Sign in to comment!

Menu
Home

Politics

Foreign Policy

Islamic militants advance despite 2 rounds of US airstrikes

The Islamic militants reportedly expanded their drive near Iraqi Kurdistan Saturday despite two U.S. airstrikes aimed at mortar positions and a seven-vehicle convoy to stop the advance on Kurdish capital of Irbil.

The Wall Street Journal reported that the militants appear to have their sights on connecting towns seized along the Kurdish-control territory. The most recent town to be seized was identified as Sheikhan.

News of the advance comes hours after U.S. warplanes launched two more rounds of airstrikes against Islamic militants in northern Iraq, taking out two mortar positions and a seven-vehicle convoy. President Obama authorized the use of force to protect U.S. personnel and Iraqi religious minorities facing a possible "genocide."

The chief spokesman for the Pentagon, Rear Adm. John Kirby, said the U.S. launched the latest airstrikes to help defend the city of Irbil, where U.S. personnel are "assisting the government of Iraq." The airstrikes were considered successful.

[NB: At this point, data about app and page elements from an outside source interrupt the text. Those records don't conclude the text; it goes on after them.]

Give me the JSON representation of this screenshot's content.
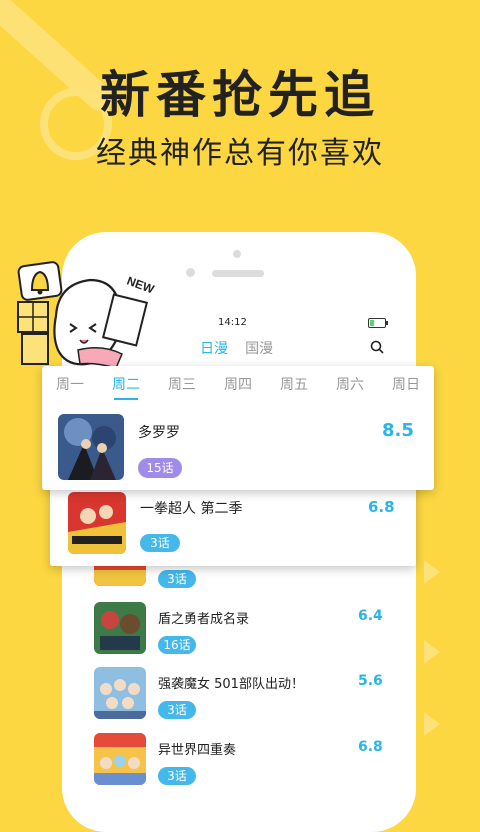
{
  "hero": {
    "headline": "新番抢先追",
    "subline": "经典神作总有你喜欢"
  },
  "status": {
    "time": "14:12",
    "battery_level": 0.3
  },
  "tabs": [
    {
      "label": "日漫",
      "active": true
    },
    {
      "label": "国漫",
      "active": false
    }
  ],
  "icons": {
    "search": "search-icon",
    "bell": "bell-icon"
  },
  "mascot": {
    "label": "NEW"
  },
  "weekdays": [
    {
      "label": "周一",
      "active": false
    },
    {
      "label": "周二",
      "active": true
    },
    {
      "label": "周三",
      "active": false
    },
    {
      "label": "周四",
      "active": false
    },
    {
      "label": "周五",
      "active": false
    },
    {
      "label": "周六",
      "active": false
    },
    {
      "label": "周日",
      "active": false
    }
  ],
  "featured": {
    "title": "多罗罗",
    "score": "8.5",
    "episodes": "15话"
  },
  "second": {
    "title": "一拳超人 第二季",
    "score": "6.8",
    "episodes": "3话"
  },
  "list": [
    {
      "title": "",
      "score": "",
      "episodes": "3话"
    },
    {
      "title": "盾之勇者成名录",
      "score": "6.4",
      "episodes": "16话"
    },
    {
      "title": "强袭魔女 501部队出动！",
      "score": "5.6",
      "episodes": "3话"
    },
    {
      "title": "异世界四重奏",
      "score": "6.8",
      "episodes": "3话"
    }
  ],
  "colors": {
    "background": "#fcd741",
    "accent": "#2ab4ea",
    "badge_purple": "#9e8ce8"
  }
}
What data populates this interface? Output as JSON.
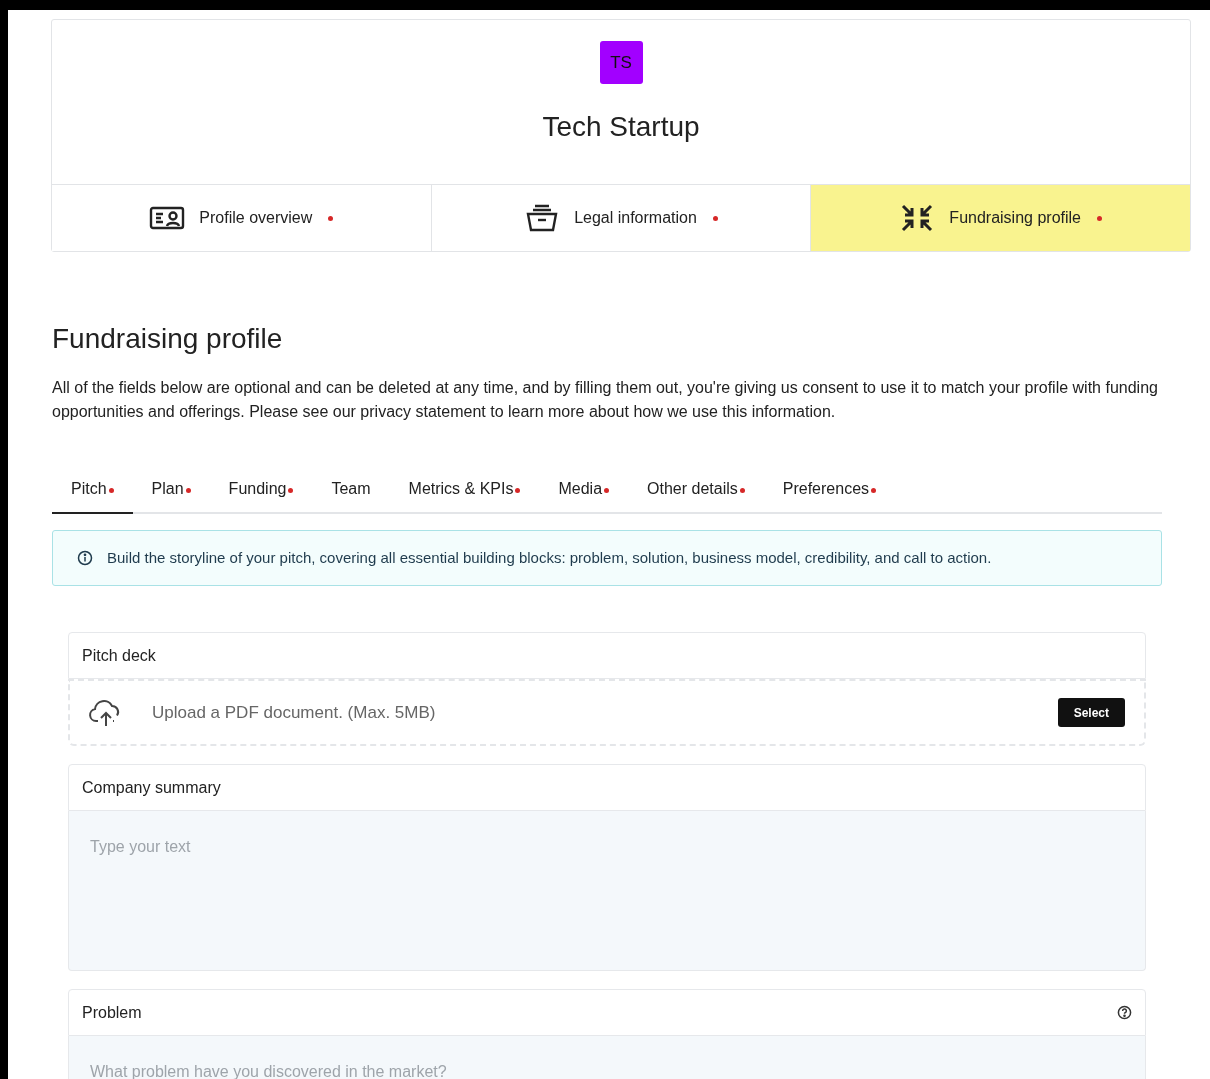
{
  "company": {
    "initials": "TS",
    "name": "Tech Startup"
  },
  "steps": [
    {
      "label": "Profile overview",
      "incomplete": true,
      "selected": false
    },
    {
      "label": "Legal information",
      "incomplete": true,
      "selected": false
    },
    {
      "label": "Fundraising profile",
      "incomplete": true,
      "selected": true
    }
  ],
  "section": {
    "title": "Fundraising profile",
    "description": "All of the fields below are optional and can be deleted at any time, and by filling them out, you're giving us consent to use it to match your profile with funding opportunities and offerings. Please see our privacy statement to learn more about how we use this information."
  },
  "tabs": [
    {
      "label": "Pitch",
      "incomplete": true,
      "selected": true
    },
    {
      "label": "Plan",
      "incomplete": true,
      "selected": false
    },
    {
      "label": "Funding",
      "incomplete": true,
      "selected": false
    },
    {
      "label": "Team",
      "incomplete": false,
      "selected": false
    },
    {
      "label": "Metrics & KPIs",
      "incomplete": true,
      "selected": false
    },
    {
      "label": "Media",
      "incomplete": true,
      "selected": false
    },
    {
      "label": "Other details",
      "incomplete": true,
      "selected": false
    },
    {
      "label": "Preferences",
      "incomplete": true,
      "selected": false
    }
  ],
  "info_banner": "Build the storyline of your pitch, covering all essential building blocks: problem, solution, business model, credibility, and call to action.",
  "fields": [
    {
      "kind": "upload",
      "label": "Pitch deck",
      "help": false,
      "hint": "Upload a PDF document. (Max. 5MB)",
      "button": "Select"
    },
    {
      "kind": "textarea",
      "label": "Company summary",
      "help": false,
      "placeholder": "Type your text"
    },
    {
      "kind": "textarea",
      "label": "Problem",
      "help": true,
      "placeholder": "What problem have you discovered in the market?"
    }
  ]
}
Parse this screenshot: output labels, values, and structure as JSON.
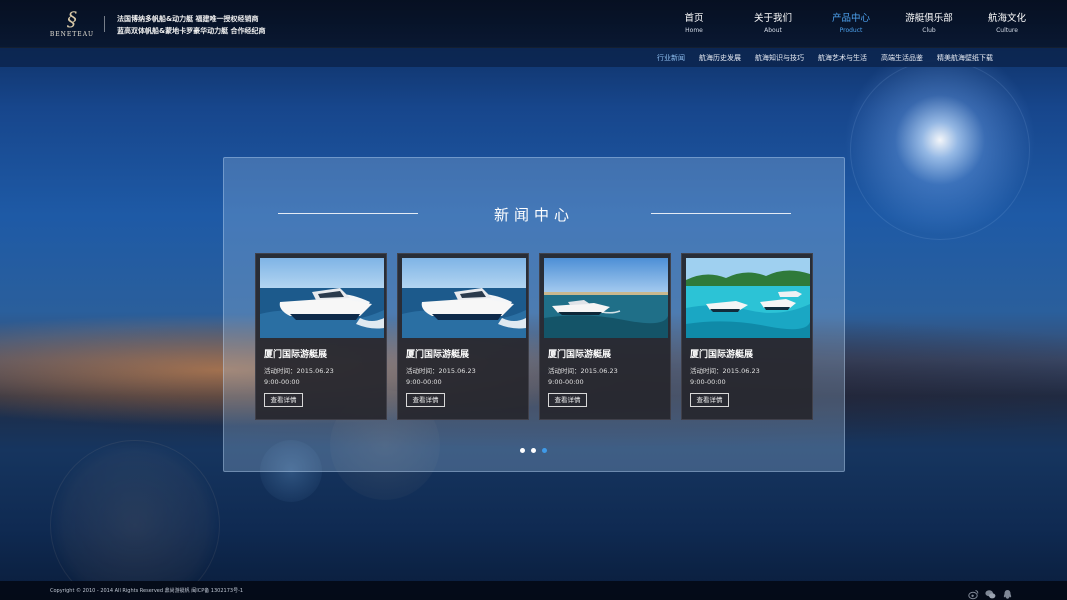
{
  "brand": {
    "logo_text": "BENETEAU",
    "tagline_line1": "法国博纳多帆船&动力艇  福建唯一授权经销商",
    "tagline_line2": "蓝高双体帆船&蒙地卡罗豪华动力艇  合作经纪商"
  },
  "nav": [
    {
      "cn": "首页",
      "en": "Home",
      "active": false
    },
    {
      "cn": "关于我们",
      "en": "About",
      "active": false
    },
    {
      "cn": "产品中心",
      "en": "Product",
      "active": true
    },
    {
      "cn": "游艇俱乐部",
      "en": "Club",
      "active": false
    },
    {
      "cn": "航海文化",
      "en": "Culture",
      "active": false
    }
  ],
  "subnav": [
    {
      "label": "行业新闻",
      "active": true
    },
    {
      "label": "航海历史发展",
      "active": false
    },
    {
      "label": "航海知识与技巧",
      "active": false
    },
    {
      "label": "航海艺术与生活",
      "active": false
    },
    {
      "label": "高端生活品鉴",
      "active": false
    },
    {
      "label": "精美航海壁纸下载",
      "active": false
    }
  ],
  "news": {
    "title": "新闻中心",
    "cards": [
      {
        "title": "厦门国际游艇展",
        "date": "活动时间：2015.06.23",
        "time": "9:00-00:00",
        "button": "查看详情",
        "image": "speedboat-wave"
      },
      {
        "title": "厦门国际游艇展",
        "date": "活动时间：2015.06.23",
        "time": "9:00-00:00",
        "button": "查看详情",
        "image": "speedboat-wave"
      },
      {
        "title": "厦门国际游艇展",
        "date": "活动时间：2015.06.23",
        "time": "9:00-00:00",
        "button": "查看详情",
        "image": "yacht-open-sea"
      },
      {
        "title": "厦门国际游艇展",
        "date": "活动时间：2015.06.23",
        "time": "9:00-00:00",
        "button": "查看详情",
        "image": "yachts-lagoon"
      }
    ],
    "pagination": {
      "pages": 3,
      "active_index": 2
    }
  },
  "footer": {
    "copyright": "Copyright © 2010 - 2014 All Rights Reserved 鼎尚游艇帆 闽ICP备 1302173号-1",
    "social_icons": [
      "weibo-icon",
      "wechat-icon",
      "qq-icon"
    ]
  },
  "colors": {
    "accent": "#4ea3f0",
    "header_bg": "#08142a",
    "card_bg": "#26262c",
    "pagination_active": "#3f9ae8"
  }
}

Senior military officials said the planes in this round of strikes, like those in the first, were launched from the USS George HW Bush in the Persian Gulf. A drone took off from an undisclosed land base and used hellfire missiles to strike its targets.

One Defense Department official summed up the one airstrike in The New York Times, saying, "you know that vehicle and the people in it don’t exist anymore."

The aistrikes mark the deepest U.S. engagement in the country since the troop withdrawal in late 2011. The mission is part humanitarian. C-130 and C-17 cargo aircraft dropped 72 bundles of supplies for the refugees. Included in the aid were more than 28,000 meals and more than 1,500 gallons of water. U.S. cargo planes have also begun airlifting aid to civilians stranded in the mountains of northern Iraq after fleeing from the Islamic State group.

At the same time Obama announced that he was contemplating airstrikes to protect U.S. interests in the region and the approximately 40,000 religious minorities surrounded on Sinjar Mountain, a message by the leader of ISIS originally posted on YouTube in June, resurfaced on Twitter, according to The New York Times.

"You should know, you defender of the cross, that getting others to fight on your behalf will not do for you in Syria as it will not do for you in Iraq," the leader, known as Abu Bakr al-Baghdadi, reportedly wrote. "And soon enough, you will be in direct confrontation — forced to do so, God willing. And the sons of Islam have prepared themselves for this day. So wait, and we will be waiting, too."

Hundreds of women from the Yazidi religious minority have been taken captive by Sunni militants with "vicious plans," an Iraqi official said, further underscoring the dire plight of Iraq's minorities at the hands of the Islamic State group.

Kamil Amin, the spokesman for Iraq's Human Rights Ministry, said hundreds of Yazidi women below the age of 35 are being held in schools in Iraq's second largest city, Mosul. He said the ministry learned of the captives from their families.

"We think that the terrorists by now consider them slaves and they have vicious plans for them," Amin told The Associated Press. "We think that these women are going to be used in demeaning ways by those terrorists to satisfy their animalistic urges in a way that contradicts all the human and Islamic values.”

The Associated Press contributed to this report